We’re at an important juncture when it comes to realising the power of creativity – and creativity is being asked to fill two, seemingly opposing, roles. On one hand, we’re seeking pragmatism and solution-oriented design. Our world is uncertain and we want it to be tethered to some kind of reality. On the other hand, we’re desperate for experience and excitement. We’re living through the death of spontaneity, so we respond to escapism and novelty. I don’t think that these are necessarily in complete conflict. People contain multitudes, after all. 

What this means is that there’s an opportunity to not only shape new spaces, experiences and objects, but to do it in a way that’s grounded in meaning and insight. We’re invited to re-make the world as we want it to be.

We’re in the middle of one of the most disruptive periods in modern history. It’s chaotic and uncertain, so we look to patterns and insights to guide us. Given the current chaos, we’re trying to find a signal in the noise. You and I know that it’s a worthwhile exercise, as macro social trends cause ripples impacting all aspects of our lives – how we make space, what we wear, and what we consume.


Chris Reid is a trend researcher and brand strategist, based in Cape Town and active around the world. Visit www.chrisreid.co.za for more.

Staying in touch

Increasingly, the digital and physical overlap. We work remotely, we shop online and we form parasocial relationships with people we’ve never met IRL. We have efficiency. We have access. What we need is more of the real. 

The last two years taught us that the digital doesn’t replace the tangible, but it can enhance it. As much as Mark Zuckerberg can try to sell us property in the Metaverse, there’s a renewed focus on experiences and tactility. You just have to look to the renewed popularity of DIY hobbies to see how we’re seeking a re-connection with the crafted. 
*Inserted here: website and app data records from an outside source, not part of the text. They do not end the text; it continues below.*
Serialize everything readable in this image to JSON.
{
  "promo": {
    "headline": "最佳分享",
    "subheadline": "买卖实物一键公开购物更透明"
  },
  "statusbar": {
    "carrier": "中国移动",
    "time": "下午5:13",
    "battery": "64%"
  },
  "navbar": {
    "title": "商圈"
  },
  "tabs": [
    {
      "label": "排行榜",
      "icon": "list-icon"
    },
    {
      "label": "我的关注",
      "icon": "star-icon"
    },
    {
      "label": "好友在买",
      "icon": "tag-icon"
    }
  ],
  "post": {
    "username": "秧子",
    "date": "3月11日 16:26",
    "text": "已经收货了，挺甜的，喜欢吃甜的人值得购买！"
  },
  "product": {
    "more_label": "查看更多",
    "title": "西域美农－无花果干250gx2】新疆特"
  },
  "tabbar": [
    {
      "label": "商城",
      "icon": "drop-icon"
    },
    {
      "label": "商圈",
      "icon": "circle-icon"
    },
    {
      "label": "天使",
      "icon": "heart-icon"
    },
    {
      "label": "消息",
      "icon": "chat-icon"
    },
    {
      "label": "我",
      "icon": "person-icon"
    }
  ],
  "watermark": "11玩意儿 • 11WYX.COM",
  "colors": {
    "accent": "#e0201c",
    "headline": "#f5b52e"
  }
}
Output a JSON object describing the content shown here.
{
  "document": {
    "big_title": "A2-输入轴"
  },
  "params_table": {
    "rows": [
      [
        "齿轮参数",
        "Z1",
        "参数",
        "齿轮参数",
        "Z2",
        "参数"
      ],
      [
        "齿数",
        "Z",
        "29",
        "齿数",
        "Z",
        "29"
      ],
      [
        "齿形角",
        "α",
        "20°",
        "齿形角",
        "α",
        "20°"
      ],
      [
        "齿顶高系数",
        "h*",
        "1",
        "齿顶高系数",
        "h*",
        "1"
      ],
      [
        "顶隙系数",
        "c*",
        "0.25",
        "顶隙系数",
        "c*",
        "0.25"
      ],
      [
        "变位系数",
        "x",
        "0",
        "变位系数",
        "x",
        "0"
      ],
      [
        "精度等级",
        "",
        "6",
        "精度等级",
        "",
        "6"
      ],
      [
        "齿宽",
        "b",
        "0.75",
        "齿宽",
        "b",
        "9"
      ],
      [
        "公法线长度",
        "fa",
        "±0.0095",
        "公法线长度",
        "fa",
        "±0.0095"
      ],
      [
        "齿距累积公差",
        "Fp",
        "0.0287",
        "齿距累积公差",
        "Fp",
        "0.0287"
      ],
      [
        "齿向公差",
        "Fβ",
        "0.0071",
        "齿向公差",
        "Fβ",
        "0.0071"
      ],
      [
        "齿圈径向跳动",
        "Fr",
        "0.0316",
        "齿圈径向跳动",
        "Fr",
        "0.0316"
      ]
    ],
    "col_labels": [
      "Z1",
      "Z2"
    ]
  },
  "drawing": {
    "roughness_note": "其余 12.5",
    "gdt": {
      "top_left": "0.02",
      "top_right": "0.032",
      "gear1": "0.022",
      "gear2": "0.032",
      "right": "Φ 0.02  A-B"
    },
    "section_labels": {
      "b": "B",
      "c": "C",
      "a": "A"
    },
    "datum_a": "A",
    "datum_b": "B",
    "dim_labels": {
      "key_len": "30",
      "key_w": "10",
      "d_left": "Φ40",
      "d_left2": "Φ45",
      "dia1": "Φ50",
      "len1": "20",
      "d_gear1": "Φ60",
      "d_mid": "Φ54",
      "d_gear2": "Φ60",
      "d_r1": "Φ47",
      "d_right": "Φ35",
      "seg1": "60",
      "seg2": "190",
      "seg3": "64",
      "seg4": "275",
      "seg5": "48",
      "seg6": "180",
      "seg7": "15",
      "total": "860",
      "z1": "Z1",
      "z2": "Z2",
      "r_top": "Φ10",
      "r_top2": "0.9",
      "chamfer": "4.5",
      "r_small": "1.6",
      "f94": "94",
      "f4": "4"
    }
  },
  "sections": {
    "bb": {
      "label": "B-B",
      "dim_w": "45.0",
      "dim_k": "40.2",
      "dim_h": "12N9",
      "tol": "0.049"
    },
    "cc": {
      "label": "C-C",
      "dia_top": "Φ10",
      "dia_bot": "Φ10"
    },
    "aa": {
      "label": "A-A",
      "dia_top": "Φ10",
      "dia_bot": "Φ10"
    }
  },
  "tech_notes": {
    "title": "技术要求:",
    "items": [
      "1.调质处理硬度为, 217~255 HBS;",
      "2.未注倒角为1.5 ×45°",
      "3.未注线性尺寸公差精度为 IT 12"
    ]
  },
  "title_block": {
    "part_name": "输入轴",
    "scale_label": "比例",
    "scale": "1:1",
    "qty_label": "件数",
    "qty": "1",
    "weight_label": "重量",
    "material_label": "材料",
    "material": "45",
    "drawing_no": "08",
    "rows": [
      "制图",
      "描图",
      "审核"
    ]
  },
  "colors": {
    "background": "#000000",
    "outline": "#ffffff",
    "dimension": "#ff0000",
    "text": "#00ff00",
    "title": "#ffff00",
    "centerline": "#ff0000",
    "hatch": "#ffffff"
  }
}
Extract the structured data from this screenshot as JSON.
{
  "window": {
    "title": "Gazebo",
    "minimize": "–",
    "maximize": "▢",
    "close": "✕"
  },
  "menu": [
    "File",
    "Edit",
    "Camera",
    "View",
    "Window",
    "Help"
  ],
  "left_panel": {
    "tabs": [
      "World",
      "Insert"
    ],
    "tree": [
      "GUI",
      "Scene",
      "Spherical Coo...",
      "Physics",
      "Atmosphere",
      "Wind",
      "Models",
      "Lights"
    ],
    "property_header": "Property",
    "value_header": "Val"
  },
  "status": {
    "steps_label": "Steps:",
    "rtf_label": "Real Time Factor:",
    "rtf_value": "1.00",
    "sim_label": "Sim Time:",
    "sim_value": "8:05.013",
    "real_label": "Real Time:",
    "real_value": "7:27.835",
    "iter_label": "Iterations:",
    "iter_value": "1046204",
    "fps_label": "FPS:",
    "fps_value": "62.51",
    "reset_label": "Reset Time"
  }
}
When it comes to our homes, this means we’re leaning into tactile surfaces and re-evaluating what it feels like to be here, now.



- Scribble Stems by Jana and Koos in vase by Pear Shaped Ceramics shot by Alix Rose Cowie

Curation as Currency

Consciously or not, one of the things that we’re all seeking at the moment is something that resembles what was once fondly known as ‘objective truth’. Covid’s most unsettling side-effect was to show us that it’s precarious to hold different opinions from those closest to us. At the same time, we’re increasingly realising that the information we consume is anything but neutral. It’s difficult to know who to trust, or from whom one can safely seek guidance, and with this shift comes an influence vacuum. Tracking this into the future, the value of curation will be reassessed and revalued. Like other misused terms from “gourmet” and “artisanal” to “bespoke”, “curator” is a moniker now diluted beyond all meaning. In fact, the role still wields power. It’s not hard to find an abundance of information, or content, now. It’s hard to discern. That’s why a point of view becomes such a powerful thing to possess.



- Muuto design process

Overlaid experience

While we’re grounding ourselves in the real, we’re also engaging with our worlds in a way that’s beyond digital. The rise of NFTs and virtual goods that exist online shows the ways in which  we’re assigning value to the intangible, too. The cue for creatives is not to think digital first, but rather digital and physical in parallel. Emerging best practice is to look at replicating the real-world online, and then overlaying the digital. It’s not one or the other – it’s both at the same time. It’s hybrid and phygital.

- Daub side table by Mash T Design

- Hortensia Chair by Mooi

- Bamboo Armchair by MISSANA

African Allegiance

One of the biggest shifts over the last two years has been the mass localisation of experience. Whether because we’re effectively stuck in place, or because we’ve started to connect with our context in a more meaningful manner, we’re looking first to our immediate surroundings for partnerships and inspiration. That means a focus on local brands, neighbourhood retail, and home-grown talent. There’s also a shift in allegiance after the international reaction to Covid: regions are starting to band together. This is particularly true of Africa. Treatment of the continent, and the Global South more generally, has caused a sense of African solidarity to coalesce. Projecting this into the future, there’ll be accelerated intra-continental collaboration and sharing – both of resources and of creativity.

- BVia Wax Candles shot shot by Matt Slater